Water, water everywhere.
is an often overlooked component in hydroponics. Ideally, we
would use distilled water. That way we would be starting from
a completely neutral gallon mix. The real world is more murky.
fluoride and the added salts that most water softening systems
use, will all skew your results. We use a 10% chlorine solution
to clean the pails and components between plantings, but we make
sure that we rinse and clean thoroughly before planting the next
crop. Fluoride is also not good for plants.
most of the ingredients in hydroponic nutrient mixes are salts
themselves, the salts used in water conditioning can also alter
the characteristics of the mix.
a quandry! It sounds impossible! It need not. First, accept
that unless you use distilled water, whatever you use will be
imperfect. This isn't the end of the world. With some simple
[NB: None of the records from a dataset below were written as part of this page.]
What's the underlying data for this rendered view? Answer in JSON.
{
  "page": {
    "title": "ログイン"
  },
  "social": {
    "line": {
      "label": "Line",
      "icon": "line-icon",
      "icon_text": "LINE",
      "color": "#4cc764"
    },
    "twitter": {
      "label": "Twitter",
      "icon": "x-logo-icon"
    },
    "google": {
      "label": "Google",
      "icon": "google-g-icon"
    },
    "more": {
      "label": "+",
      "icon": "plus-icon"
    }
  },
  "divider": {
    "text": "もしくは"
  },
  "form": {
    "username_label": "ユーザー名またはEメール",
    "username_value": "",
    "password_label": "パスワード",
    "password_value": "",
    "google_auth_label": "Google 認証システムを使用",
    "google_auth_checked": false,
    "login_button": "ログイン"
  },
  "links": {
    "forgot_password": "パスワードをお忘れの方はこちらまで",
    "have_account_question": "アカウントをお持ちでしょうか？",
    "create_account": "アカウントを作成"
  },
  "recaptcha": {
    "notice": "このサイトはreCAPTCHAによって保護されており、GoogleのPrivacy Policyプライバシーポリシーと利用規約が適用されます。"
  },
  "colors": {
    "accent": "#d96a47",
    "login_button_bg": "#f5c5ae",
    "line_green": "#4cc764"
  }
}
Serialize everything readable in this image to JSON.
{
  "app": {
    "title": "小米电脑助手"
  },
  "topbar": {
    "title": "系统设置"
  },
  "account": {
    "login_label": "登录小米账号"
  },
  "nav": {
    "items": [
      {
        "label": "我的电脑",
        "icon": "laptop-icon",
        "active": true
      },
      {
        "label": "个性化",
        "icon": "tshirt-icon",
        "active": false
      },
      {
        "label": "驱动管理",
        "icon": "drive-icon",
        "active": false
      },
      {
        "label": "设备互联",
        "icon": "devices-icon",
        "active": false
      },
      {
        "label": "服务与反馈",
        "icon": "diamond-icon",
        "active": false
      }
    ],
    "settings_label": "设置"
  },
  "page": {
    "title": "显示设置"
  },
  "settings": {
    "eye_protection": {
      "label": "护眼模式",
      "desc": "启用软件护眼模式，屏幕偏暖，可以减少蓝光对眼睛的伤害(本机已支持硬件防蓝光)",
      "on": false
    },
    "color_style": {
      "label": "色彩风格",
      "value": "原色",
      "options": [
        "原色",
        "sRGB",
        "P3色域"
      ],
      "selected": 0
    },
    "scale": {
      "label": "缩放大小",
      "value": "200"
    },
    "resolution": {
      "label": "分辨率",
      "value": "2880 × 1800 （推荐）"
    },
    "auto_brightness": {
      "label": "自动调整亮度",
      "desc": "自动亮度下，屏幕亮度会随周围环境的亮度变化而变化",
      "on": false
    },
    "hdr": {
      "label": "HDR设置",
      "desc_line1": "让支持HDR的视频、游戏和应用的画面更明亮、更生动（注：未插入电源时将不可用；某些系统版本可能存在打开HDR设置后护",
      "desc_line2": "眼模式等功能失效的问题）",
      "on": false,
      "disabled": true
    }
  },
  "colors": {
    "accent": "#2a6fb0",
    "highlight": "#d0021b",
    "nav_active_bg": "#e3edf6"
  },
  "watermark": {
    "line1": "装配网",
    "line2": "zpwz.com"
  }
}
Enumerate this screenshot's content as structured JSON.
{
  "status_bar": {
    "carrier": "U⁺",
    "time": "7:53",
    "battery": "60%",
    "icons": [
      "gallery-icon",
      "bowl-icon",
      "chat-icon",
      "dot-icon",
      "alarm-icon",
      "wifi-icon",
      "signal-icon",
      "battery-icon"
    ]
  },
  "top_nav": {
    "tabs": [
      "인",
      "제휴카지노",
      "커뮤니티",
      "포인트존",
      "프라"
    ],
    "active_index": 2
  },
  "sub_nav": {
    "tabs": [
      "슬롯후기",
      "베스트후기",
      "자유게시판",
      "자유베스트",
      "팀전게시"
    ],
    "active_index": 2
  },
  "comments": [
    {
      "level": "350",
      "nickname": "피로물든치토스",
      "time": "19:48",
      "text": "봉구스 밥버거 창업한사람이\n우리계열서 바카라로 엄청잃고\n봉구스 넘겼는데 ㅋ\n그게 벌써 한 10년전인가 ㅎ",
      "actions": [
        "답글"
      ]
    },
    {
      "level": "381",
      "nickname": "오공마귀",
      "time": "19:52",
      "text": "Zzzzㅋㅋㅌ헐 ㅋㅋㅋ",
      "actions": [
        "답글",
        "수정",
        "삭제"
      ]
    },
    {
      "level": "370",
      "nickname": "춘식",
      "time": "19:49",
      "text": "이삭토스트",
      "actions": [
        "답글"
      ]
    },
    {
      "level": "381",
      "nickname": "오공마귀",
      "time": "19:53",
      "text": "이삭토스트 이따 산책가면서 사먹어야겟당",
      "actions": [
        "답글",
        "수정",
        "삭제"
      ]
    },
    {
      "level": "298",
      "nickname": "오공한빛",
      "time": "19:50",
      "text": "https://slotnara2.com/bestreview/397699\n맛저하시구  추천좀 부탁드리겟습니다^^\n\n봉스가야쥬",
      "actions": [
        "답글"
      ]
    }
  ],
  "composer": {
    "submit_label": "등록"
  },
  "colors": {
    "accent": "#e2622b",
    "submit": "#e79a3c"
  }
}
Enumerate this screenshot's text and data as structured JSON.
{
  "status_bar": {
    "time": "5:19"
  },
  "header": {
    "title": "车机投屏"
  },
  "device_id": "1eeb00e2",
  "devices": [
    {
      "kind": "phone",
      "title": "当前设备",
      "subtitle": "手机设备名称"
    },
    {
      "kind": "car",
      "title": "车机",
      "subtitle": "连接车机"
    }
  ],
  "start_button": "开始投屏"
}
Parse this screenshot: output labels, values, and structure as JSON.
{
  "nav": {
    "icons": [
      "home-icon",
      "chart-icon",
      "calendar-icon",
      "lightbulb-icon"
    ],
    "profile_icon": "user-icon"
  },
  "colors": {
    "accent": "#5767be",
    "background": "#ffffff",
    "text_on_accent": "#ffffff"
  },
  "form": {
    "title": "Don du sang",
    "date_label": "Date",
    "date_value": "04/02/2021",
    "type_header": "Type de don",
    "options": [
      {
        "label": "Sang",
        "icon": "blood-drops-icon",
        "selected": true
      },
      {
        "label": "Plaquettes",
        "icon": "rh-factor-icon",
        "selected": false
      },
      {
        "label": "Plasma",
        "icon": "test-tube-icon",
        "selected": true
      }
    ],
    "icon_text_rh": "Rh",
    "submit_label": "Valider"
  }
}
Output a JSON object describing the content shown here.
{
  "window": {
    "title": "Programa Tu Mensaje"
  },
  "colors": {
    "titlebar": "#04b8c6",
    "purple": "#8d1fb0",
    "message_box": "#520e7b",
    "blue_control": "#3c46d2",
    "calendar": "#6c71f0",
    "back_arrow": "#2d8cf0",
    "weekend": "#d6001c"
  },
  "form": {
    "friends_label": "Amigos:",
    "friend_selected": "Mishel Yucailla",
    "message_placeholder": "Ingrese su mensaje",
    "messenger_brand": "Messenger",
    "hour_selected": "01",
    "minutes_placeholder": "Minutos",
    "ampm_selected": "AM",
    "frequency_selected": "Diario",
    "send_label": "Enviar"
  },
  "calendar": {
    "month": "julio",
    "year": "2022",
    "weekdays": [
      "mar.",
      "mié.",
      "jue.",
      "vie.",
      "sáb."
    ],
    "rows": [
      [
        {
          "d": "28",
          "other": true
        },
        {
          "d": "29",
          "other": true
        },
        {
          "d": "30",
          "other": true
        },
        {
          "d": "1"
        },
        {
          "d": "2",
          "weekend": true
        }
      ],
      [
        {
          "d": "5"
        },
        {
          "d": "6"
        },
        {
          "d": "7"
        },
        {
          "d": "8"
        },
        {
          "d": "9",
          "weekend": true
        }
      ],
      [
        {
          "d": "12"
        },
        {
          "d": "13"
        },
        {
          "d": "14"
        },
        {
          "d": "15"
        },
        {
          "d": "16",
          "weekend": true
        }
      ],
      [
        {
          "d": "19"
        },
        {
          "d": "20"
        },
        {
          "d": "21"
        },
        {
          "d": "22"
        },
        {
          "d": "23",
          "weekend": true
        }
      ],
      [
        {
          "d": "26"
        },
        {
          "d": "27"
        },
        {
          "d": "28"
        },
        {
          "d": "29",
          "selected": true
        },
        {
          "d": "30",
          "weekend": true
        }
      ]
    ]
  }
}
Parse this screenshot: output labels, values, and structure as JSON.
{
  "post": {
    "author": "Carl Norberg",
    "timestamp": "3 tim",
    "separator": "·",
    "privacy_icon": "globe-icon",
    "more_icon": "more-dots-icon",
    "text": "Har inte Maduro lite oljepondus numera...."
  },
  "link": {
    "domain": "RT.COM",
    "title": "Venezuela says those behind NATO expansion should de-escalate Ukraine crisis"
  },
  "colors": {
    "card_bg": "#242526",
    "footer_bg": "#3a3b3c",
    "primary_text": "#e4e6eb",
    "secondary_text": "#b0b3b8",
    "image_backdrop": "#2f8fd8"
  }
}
precautions and observations you can get excellent results with
what's readily available.
your water has a chlorine smell, then you may be better off with
bottled water from the market. Chlorinated water may work with
flowering plants, but vegetables may tend to concentrate the
chlorine. A good resource will be your area Agricultural Extension
Center for information on the effects of chlorinated water on
you've got softened water, you'd do well to invest in a pH meter.
It will help to keep your pH balance toward the acidic side,
which is best for most plants. A TDS (total dissolved solids),
sometimes called an EC (electrical conductivity) meter will help
you to determine your optimum solution strength for your plants
at each stage of their growth. The combination meters are fine,
but your best buy is the waterproof variety. If you want to
buy them one at a time, I'd suggest the TDS (or EC) meter first.
An inexpensive pH kit can be bought at your local pet store
in the aquarium supply section. You should pick up some pH Down
while you're there, as you'll use a lot more of that than pH
lucky here, in that we still have well water. It has its own
problems, the main one being mineral content. It can block some
of the nutrients from being absorbed by the plants. It can also
overload some of the micro-nutrients that are included already
in the nutrient concentrates that we buy.
of what the meters read, no matter the books or recommendations,
the ultimate judge of your solution will be the plants themselves.
If they thrive, then you've done well and if you've logged your
procedures then you'll be able to duplicate your results.
New Tool Co.
Reprinted with permission.
Workshop - Hydroponics - Cryan Studio
© Copyright 2005-2009 Fabric Workshop
P.O. Box 204 Centerbrook, CT 06409
Go to ORDER PAGE
for Ordering Information